You need to close the editor, lean back, and think. I don't know how you do your best thinking, maybe you need a hammock, maybe you need a whiteboard. You know yourself best.

One important part of thinking is no distractions. Internet-connected computers are horrible for that. It is so easy to just pop by Stackexchange or somewhere else. Just say no to that.

You have made a list of plot problems. Good. Select one problem and focus on that.

Any plot problem is that Part A doesn't fit with Part B. A setup that doesn't match its resolution, a character that seems different from one part to another, etc.

It is easy to think "Part B is bad because I have already established Part A." It can be useful to turn that on its head and say "Part A is bad because it doesn't set up properly for part B." This can open your mind to other solutions.

Possible solutions are to remove either part, or to change one or both of them. Or perhaps you need something new elsewhere to make things work out. Since I don't know your exact problems, I cannot say more.

Once you have worked out in broad strokes how to solve the problem, it is time to open the editor again and start editing. Remove what should be removed. Change what should be changed. Add what should be added. Problem solved, on to the next.

The plot will never be perfect. It is important find a point where you say "Good enough" and move on. Then it is time to look at the other problems with style and spelling and whatnot.

Good Luck!

  • +1 for eliminating internet distractions. "It is so easy to just pop by Stackexchange or somewhere else." So true, so true. Oh, um, wait... – Chappo Oct 14 '18 at 23:32

Your Answer

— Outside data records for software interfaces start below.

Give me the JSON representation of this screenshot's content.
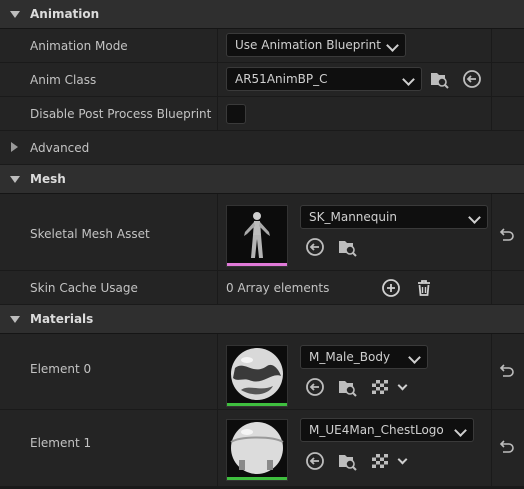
{
  "sections": {
    "animation": "Animation",
    "mesh": "Mesh",
    "materials": "Materials"
  },
  "animation": {
    "mode_label": "Animation Mode",
    "mode_value": "Use Animation Blueprint",
    "class_label": "Anim Class",
    "class_value": "AR51AnimBP_C",
    "disable_pp_label": "Disable Post Process Blueprint",
    "disable_pp_checked": false,
    "advanced_label": "Advanced"
  },
  "mesh": {
    "skeletal_label": "Skeletal Mesh Asset",
    "skeletal_value": "SK_Mannequin",
    "skin_cache_label": "Skin Cache Usage",
    "skin_cache_value": "0 Array elements"
  },
  "materials": {
    "element0_label": "Element 0",
    "element0_value": "M_Male_Body",
    "element1_label": "Element 1",
    "element1_value": "M_UE4Man_ChestLogo"
  },
  "colors": {
    "mesh_thumb_bar": "#e07ad8",
    "material_thumb_bar": "#3fbf3f"
  },
  "icons": [
    "chevron-down-icon",
    "browse-icon",
    "use-selected-icon",
    "reset-arrow-icon",
    "add-icon",
    "trash-icon",
    "checker-icon"
  ]
}
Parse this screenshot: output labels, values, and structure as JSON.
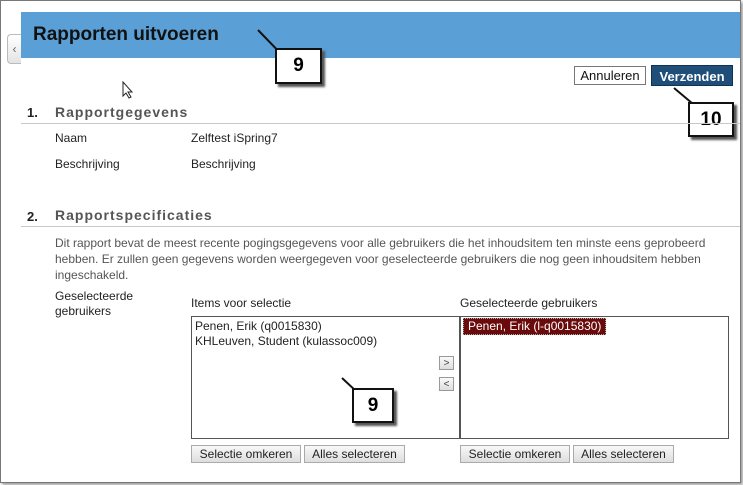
{
  "window": {
    "title": "Rapporten uitvoeren"
  },
  "toolbar": {
    "cancel_label": "Annuleren",
    "submit_label": "Verzenden"
  },
  "callouts": {
    "header_step": "9",
    "submit_step": "10",
    "list_step": "9"
  },
  "section1": {
    "number": "1.",
    "title": "Rapportgegevens",
    "name_label": "Naam",
    "name_value": "Zelftest iSpring7",
    "description_label": "Beschrijving",
    "description_value": "Beschrijving"
  },
  "section2": {
    "number": "2.",
    "title": "Rapportspecificaties",
    "description": "Dit rapport bevat de meest recente pogingsgegevens voor alle gebruikers die het inhoudsitem ten minste eens geprobeerd hebben. Er zullen geen gegevens worden weergegeven voor geselecteerde gebruikers die nog geen inhoudsitem hebben ingeschakeld.",
    "selected_users_label": "Geselecteerde gebruikers",
    "available_header": "Items voor selectie",
    "selected_header": "Geselecteerde gebruikers",
    "available_items": [
      "Penen, Erik (q0015830)",
      "KHLeuven, Student (kulassoc009)"
    ],
    "selected_items": [
      "Penen, Erik (l-q0015830)"
    ],
    "move_right_icon": ">",
    "move_left_icon": "<",
    "available_buttons": {
      "invert": "Selectie omkeren",
      "select_all": "Alles selecteren"
    },
    "selected_buttons": {
      "invert": "Selectie omkeren",
      "select_all": "Alles selecteren"
    }
  },
  "icons": {
    "collapse": "chevron-left-icon",
    "cursor": "mouse-pointer-icon"
  },
  "colors": {
    "header_bg": "#5a9fd6",
    "submit_bg": "#1f4e79",
    "selected_item_bg": "#6a0a0a"
  }
}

By clicking “Post Your Answer”, you agree to our terms of service, privacy policy and cookie policy

Not the answer you're looking for? Browse other questions tagged or ask your own question.